Indian Tribes, Nations and Pueblos Implementing SORNA
Under the Adam Walsh Act, all federally recognized Indian tribes are entitled to elect whether to carry out the sex offender registration and notification requirements of the Act or delegate the functions to the state(s) in which the tribal land is located, unless the tribe is subject to the criminal jurisdiction of a state under 18 U.S.C. § 1162 (34 U.S.C. § 20929).
There are currently 137 tribal jurisdictions that have substantially implemented SORNA's requirements.
Publications and Guides to Assist Tribes with Substantial Implementation
This guide assists tribal jurisdictions with implementing SORNA. It provides a comprehensive overview of SORNA’s requirements and serves as a job aid for sex offender registration personnel in Indian Country. It includes step-by-step directions on completing relevant tasks and has links to helpful templates and guidance documents.
The Model Tribal Sex Offender Registration Code (2017 Revised Version) assists tribes in developing and updating existing sex offender registration legislation to meet SORNA requirements.
The SORNA Implementation Policy and Procedures Guide assists tribes with creating their own policy and procedures manuals for their sex offender registration and notification programs. The guide is a useful starting point for a tribe to develop policies and procedures.
SORNA Implementation Tools
National Sex Offender Registry
SORNA requires sex offender registration information be submitted to the FBI’s National Crime Information Center’s National Sex Offender Registry file. Submitting registration information to NCIC/NSOR shares the registration information with law enforcement and criminal justice personnel nationwide. Tribal jurisdictions may have access to NCIC/NSOR under state or local agreements. Tribal jurisdictions participating in the Tribal Access Program have direct access via the Department of Justice.
State and country data codes
Fingerprint and Palm Print Submission
SORNA requires fingerprint and palm prints to be taken from sex offenders during registration for entry into the FBI’s Next Generation Identification system. Tribal jurisdictions can use digital print-taking devices (live scan) to collect prints or, if unavailable, can take rolled, inked prints. Tribes can submit prints to NGI following state or local agreements, mailed to the FBI or sent electronically via the Tribal Access Program.
Ordering fingerprint cards and training aids
Completing fingerprint cards
Preparing criminal fingerprint cards
Capturing palm prints and supplementals
SORNA requires DNA samples to be taken from sex offenders during registration for entry into the FBI’s Combined DNA Index System (CODIS) if DNA has not been taken and submitted previously. Some states work with tribes that have elected to implement SORNA to help obtain and submit DNA samples from sex offenders for entry into CODIS; eligible tribes may also submit DNA samples directly to the FBI DNA Database Unit. Private labs cannot take DNA samples for sex offender registration because they cannot submit the information to CODIS.

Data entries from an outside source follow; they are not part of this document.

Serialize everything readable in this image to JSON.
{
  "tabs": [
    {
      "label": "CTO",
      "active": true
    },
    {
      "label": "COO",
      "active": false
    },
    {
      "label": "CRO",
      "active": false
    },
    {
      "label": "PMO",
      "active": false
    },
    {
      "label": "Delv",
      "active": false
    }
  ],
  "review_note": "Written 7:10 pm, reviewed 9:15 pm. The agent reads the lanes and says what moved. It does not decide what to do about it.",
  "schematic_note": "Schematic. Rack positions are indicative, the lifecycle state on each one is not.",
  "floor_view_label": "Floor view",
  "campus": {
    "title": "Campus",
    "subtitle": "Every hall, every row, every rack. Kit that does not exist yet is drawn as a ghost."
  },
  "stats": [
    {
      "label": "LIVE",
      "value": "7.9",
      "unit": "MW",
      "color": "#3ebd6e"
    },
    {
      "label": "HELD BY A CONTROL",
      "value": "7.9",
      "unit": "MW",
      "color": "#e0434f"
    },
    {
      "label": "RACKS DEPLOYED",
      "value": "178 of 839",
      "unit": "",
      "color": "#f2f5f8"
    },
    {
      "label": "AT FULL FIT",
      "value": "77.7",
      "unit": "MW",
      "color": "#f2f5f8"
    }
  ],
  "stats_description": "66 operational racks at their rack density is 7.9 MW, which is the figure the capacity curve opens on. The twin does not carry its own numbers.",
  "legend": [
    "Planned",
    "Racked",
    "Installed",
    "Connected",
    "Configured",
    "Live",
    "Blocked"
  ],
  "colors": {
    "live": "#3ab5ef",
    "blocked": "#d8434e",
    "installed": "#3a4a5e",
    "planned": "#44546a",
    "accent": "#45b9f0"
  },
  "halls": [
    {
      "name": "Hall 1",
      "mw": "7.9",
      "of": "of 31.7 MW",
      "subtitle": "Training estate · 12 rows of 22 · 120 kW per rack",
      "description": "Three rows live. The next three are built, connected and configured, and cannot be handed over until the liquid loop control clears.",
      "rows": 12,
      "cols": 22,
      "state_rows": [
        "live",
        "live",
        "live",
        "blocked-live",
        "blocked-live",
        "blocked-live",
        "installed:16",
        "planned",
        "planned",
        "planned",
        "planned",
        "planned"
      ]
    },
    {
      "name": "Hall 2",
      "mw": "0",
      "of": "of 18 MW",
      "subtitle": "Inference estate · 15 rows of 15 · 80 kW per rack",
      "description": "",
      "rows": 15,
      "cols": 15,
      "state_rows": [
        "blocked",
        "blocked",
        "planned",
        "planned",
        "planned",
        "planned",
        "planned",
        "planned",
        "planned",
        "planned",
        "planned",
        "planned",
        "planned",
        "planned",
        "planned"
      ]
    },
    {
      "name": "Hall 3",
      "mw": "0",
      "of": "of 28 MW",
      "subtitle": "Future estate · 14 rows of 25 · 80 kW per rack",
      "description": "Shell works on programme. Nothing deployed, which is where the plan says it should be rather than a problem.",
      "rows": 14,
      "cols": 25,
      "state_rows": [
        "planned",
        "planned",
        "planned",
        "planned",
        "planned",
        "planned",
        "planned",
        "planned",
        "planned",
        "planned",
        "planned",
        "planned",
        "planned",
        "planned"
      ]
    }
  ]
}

FBI DNA Collection Kits
Tribes submitting directly to the FBI must complete the required buccal collection form, which includes data on each sex offender’s conviction and personal information, two fingerprints, and valid tribal agency contact information. The FBI provides the DNA sample kits free of charge to SORNA tribal registration jurisdictions.
- See the FBI’s DNA Kit Collection Instructions for information on how to collect and submit samples.
- To order DNA Collection Kits, fill out the FBI’s Buccal Collection Kit Reorder Form. Or contact the FBI’s Federal DNA Database Unit:
Email: [email protected]
Mail: Federal DNA Database Unit, 2501 Investigation Parkway, Quantico, VA 22135
Tribal Training & Technical Assistance
The SMART Office can provide training and technical assistance to tribes, nations and pueblos working toward or maintaining substantial implementation. Typical methods of assistance include onsite assistance, conference calls, webinars and training events. If your tribal jurisdiction is interested in receiving assistance, please fill out this request form and email it to [email protected] or call 202-514-4689 for more information.
Tribal Access Program
Tribes implementing SORNA are required to submit sex offender biometrics and biographical data into various federal databases. To help facilitate this, the U.S. Department of Justice through funding from the SMART Office launched the Tribal Access Program (TAP). TAP provides tribes access to national crime information systems, including the National Sex Offender Registry, allowing tribes to exchange critical data for both criminal and civil purposes.
Procedure for Delegation
The Procedure for Delegation of Tribal Sex Offender Registration and Notification Responsibilities describes how the SMART Office determines that a tribe is unable to implement SORNA.